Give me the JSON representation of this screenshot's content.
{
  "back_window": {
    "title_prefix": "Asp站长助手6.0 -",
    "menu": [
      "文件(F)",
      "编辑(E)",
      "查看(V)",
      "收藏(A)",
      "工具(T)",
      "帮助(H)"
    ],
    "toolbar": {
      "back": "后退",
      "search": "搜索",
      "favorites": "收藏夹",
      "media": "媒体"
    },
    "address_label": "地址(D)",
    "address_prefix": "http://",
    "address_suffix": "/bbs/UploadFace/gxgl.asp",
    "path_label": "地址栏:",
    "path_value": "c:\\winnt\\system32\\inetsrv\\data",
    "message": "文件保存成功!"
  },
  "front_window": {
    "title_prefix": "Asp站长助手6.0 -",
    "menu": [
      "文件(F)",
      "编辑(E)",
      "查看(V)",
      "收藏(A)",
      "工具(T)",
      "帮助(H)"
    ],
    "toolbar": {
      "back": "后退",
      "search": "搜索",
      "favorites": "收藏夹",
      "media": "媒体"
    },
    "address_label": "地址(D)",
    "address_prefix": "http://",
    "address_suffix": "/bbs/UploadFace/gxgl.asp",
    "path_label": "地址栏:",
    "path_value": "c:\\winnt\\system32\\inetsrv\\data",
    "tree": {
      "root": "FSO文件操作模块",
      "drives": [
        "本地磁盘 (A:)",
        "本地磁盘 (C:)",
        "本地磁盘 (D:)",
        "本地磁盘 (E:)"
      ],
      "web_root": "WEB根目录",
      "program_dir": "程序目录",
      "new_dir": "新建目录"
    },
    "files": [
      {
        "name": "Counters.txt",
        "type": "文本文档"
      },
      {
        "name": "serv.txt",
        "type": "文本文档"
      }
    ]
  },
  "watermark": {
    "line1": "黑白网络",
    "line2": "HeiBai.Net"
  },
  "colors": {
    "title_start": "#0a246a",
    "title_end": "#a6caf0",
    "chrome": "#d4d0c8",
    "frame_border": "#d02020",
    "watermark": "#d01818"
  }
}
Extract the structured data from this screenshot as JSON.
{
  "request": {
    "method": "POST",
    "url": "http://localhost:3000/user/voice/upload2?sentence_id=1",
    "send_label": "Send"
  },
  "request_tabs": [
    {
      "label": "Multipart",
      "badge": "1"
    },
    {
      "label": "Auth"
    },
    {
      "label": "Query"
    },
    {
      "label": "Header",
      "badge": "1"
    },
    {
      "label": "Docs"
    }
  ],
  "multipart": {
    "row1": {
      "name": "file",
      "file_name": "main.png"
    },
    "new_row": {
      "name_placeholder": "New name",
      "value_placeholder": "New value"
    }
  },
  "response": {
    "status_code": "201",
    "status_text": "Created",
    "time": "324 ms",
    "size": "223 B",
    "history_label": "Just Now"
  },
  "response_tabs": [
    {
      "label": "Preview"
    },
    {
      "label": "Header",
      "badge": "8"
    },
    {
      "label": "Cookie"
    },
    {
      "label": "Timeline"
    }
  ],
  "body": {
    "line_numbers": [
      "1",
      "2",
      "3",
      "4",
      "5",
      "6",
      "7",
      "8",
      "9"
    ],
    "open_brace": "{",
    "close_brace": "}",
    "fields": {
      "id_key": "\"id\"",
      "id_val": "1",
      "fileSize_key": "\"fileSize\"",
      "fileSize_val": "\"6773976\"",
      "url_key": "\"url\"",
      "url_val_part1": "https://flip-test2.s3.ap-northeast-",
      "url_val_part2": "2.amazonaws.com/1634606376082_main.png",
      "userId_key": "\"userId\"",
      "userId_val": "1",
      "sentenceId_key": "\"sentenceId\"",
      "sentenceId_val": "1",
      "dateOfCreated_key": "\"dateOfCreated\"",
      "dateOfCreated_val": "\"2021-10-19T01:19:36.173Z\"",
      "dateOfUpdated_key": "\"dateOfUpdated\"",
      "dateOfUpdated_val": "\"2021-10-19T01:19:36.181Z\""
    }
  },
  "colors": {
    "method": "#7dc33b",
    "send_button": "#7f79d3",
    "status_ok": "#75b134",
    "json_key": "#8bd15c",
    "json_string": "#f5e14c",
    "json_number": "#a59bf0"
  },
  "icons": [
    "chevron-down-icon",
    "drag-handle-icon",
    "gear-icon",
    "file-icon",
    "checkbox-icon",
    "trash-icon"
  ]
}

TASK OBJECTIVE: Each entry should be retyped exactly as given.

RESPONSE AREA:
Give me the JSON representation of this screenshot's content.
{
  "back_window": {
    "title_prefix": "Asp站长助手6.0 -",
    "menu": [
      "文件(F)",
      "编辑(E)",
      "查看(V)",
      "收藏(A)",
      "工具(T)",
      "帮助(H)"
    ],
    "toolbar": {
      "back": "后退",
      "search": "搜索",
      "favorites": "收藏夹",
      "media": "媒体"
    },
    "address_label": "地址(D)",
    "address_prefix": "http://",
    "address_suffix": "/bbs/UploadFace/gxgl.asp",
    "path_label": "地址栏:",
    "path_value": "c:\\winnt\\system32\\inetsrv\\data",
    "message": "文件保存成功!"
  },
  "front_window": {
    "title_prefix": "Asp站长助手6.0 -",
    "menu": [
      "文件(F)",
      "编辑(E)",
      "查看(V)",
      "收藏(A)",
      "工具(T)",
      "帮助(H)"
    ],
    "toolbar": {
      "back": "后退",
      "search": "搜索",
      "favorites": "收藏夹",
      "media": "媒体"
    },
    "address_label": "地址(D)",
    "address_prefix": "http://",
    "address_suffix": "/bbs/UploadFace/gxgl.asp",
    "path_label": "地址栏:",
    "path_value": "c:\\winnt\\system32\\inetsrv\\data",
    "tree": {
      "root": "FSO文件操作模块",
      "drives": [
        "本地磁盘 (A:)",
        "本地磁盘 (C:)",
        "本地磁盘 (D:)",
        "本地磁盘 (E:)"
      ],
      "web_root": "WEB根目录",
      "program_dir": "程序目录",
      "new_dir": "新建目录"
    },
    "files": [
      {
        "name": "Counters.txt",
        "type": "文本文档"
      },
      {
        "name": "serv.txt",
        "type": "文本文档"
      }
    ]
  },
  "watermark": {
    "line1": "黑白网络",
    "line2": "HeiBai.Net"
  },
  "colors": {
    "title_start": "#0a246a",
    "title_end": "#a6caf0",
    "chrome": "#d4d0c8",
    "frame_border": "#d02020",
    "watermark": "#d01818"
  }
}
Extract the structured data from this screenshot as JSON.
{
  "request": {
    "method": "POST",
    "url": "http://localhost:3000/user/voice/upload2?sentence_id=1",
    "send_label": "Send"
  },
  "request_tabs": [
    {
      "label": "Multipart",
      "badge": "1"
    },
    {
      "label": "Auth"
    },
    {
      "label": "Query"
    },
    {
      "label": "Header",
      "badge": "1"
    },
    {
      "label": "Docs"
    }
  ],
  "multipart": {
    "row1": {
      "name": "file",
      "file_name": "main.png"
    },
    "new_row": {
      "name_placeholder": "New name",
      "value_placeholder": "New value"
    }
  },
  "response": {
    "status_code": "201",
    "status_text": "Created",
    "time": "324 ms",
    "size": "223 B",
    "history_label": "Just Now"
  },
  "response_tabs": [
    {
      "label": "Preview"
    },
    {
      "label": "Header",
      "badge": "8"
    },
    {
      "label": "Cookie"
    },
    {
      "label": "Timeline"
    }
  ],
  "body": {
    "line_numbers": [
      "1",
      "2",
      "3",
      "4",
      "5",
      "6",
      "7",
      "8",
      "9"
    ],
    "open_brace": "{",
    "close_brace": "}",
    "fields": {
      "id_key": "\"id\"",
      "id_val": "1",
      "fileSize_key": "\"fileSize\"",
      "fileSize_val": "\"6773976\"",
      "url_key": "\"url\"",
      "url_val_part1": "https://flip-test2.s3.ap-northeast-",
      "url_val_part2": "2.amazonaws.com/1634606376082_main.png",
      "userId_key": "\"userId\"",
      "userId_val": "1",
      "sentenceId_key": "\"sentenceId\"",
      "sentenceId_val": "1",
      "dateOfCreated_key": "\"dateOfCreated\"",
      "dateOfCreated_val": "\"2021-10-19T01:19:36.173Z\"",
      "dateOfUpdated_key": "\"dateOfUpdated\"",
      "dateOfUpdated_val": "\"2021-10-19T01:19:36.181Z\""
    }
  },
  "colors": {
    "method": "#7dc33b",
    "send_button": "#7f79d3",
    "status_ok": "#75b134",
    "json_key": "#8bd15c",
    "json_string": "#f5e14c",
    "json_number": "#a59bf0"
  },
  "icons": [
    "chevron-down-icon",
    "drag-handle-icon",
    "gear-icon",
    "file-icon",
    "checkbox-icon",
    "trash-icon"
  ]
}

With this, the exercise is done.